performed on the ventilation system since the last one; moreover, such a study is necessary to determine if the building meets established air quality standards.
3. The PEPS' Position
PEPS proposes that the Employer provide an indoor area with a
dedicated exhaust to be used by smokers in the building. It argues that the building is "self-contained" and does not meet Occupational Safety and Health Act air ventilation standards; therefore, indoor smoking could not be accommodated without jeopardizing the health of nonsmokers. Nevertheless, the two four-walled courtyards could be structurally modified to provide employees with indoor areas to smoke. Such modifications would simply require the construction of an overhead structure and installation of an exhaust system at a modest cost to the Employer.
No cause having been shown why the Employer's proposal which is substantially similar to the provision we adopted in Curtis Bay should not be ordered to resolve this issue, we hereby order its adoption. We note that the alcoves and courtyards would be suitable accommodations for smokers because they provide a "modicum of protection from the elements."4/ The Unions' proposed expenditures for building or courtyard modifications so as to provide smokers with total protection from the elements, therefore, are unnecessary. In this regard,
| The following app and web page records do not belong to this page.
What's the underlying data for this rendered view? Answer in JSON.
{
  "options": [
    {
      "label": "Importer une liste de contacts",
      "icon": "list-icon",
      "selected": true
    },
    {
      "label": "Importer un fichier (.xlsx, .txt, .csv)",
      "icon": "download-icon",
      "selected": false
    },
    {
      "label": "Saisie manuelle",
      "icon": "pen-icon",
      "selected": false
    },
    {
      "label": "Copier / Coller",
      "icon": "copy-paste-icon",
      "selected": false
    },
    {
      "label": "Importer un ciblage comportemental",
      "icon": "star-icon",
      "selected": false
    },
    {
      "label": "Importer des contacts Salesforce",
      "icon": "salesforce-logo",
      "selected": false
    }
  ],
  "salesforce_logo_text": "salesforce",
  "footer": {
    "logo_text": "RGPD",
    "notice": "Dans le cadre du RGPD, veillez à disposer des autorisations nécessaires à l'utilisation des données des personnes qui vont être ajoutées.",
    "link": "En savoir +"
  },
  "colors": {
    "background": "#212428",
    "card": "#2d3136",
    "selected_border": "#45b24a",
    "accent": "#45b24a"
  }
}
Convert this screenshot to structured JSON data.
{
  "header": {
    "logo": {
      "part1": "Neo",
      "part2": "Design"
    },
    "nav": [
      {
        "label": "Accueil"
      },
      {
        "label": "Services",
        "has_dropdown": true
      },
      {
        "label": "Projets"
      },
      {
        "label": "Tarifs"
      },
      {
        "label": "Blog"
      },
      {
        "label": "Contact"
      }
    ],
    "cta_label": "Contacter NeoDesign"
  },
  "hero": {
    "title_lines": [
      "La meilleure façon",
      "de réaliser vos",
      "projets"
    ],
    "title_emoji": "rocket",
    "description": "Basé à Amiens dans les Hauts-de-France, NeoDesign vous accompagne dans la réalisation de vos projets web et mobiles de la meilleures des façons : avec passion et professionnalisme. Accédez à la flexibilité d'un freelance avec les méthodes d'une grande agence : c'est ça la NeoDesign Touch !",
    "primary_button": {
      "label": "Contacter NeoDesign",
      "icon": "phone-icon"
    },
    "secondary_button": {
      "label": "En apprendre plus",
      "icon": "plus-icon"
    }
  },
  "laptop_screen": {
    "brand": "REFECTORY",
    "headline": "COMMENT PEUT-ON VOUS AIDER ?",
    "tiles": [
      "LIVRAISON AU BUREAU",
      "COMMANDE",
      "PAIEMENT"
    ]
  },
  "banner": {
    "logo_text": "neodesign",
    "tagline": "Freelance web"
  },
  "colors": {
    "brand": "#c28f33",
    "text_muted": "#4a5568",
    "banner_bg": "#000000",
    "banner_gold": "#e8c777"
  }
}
4/ See Curtis Bay, supra.
the Panel has never determined that outdoor smoking facilities must protect smokers from all types of weather.5/ The designation of the alcoves and courtyards as smoking areas, as well as the relatively liberal smoke breaks, in our view, should adequately accommodate those employees who choose to continue to smoke. Finally, the availability of smoking cessation classes should facilitate the adjustment of those employees who smoke to a smoke-free workplace.
Pursuant to the authority vested in it by section 7119 of the Federal Service Labor-Management Relations Statute and because of the failure of the parties to resolve their dispute during the course of proceedings instituted under- section 2471.6(a) (2) of the Panel's regulations, the Federal Service Impasses Panel under section 2471.11(a) of its regulations hereby orders the following:
The parties shall adopt the Employer's proposal.
By direction of the Panel.
Linda A. Lafferty
July 23, 1991
5/ See Department of the Air Force. MacDill Air Force Base. MacDill AFB. Florida and local 153.
National Federation of Federal Employees, Case No. 90 FSIP 217 (December 20, 1990),
Panel Release No. 303 (stating that "[i]t has never been the Panel's intent in any of its
decisions concerning outside designated areas to require the construction or modification of a
structure that would provide complete
Protection from the elements." [footnote omitted]).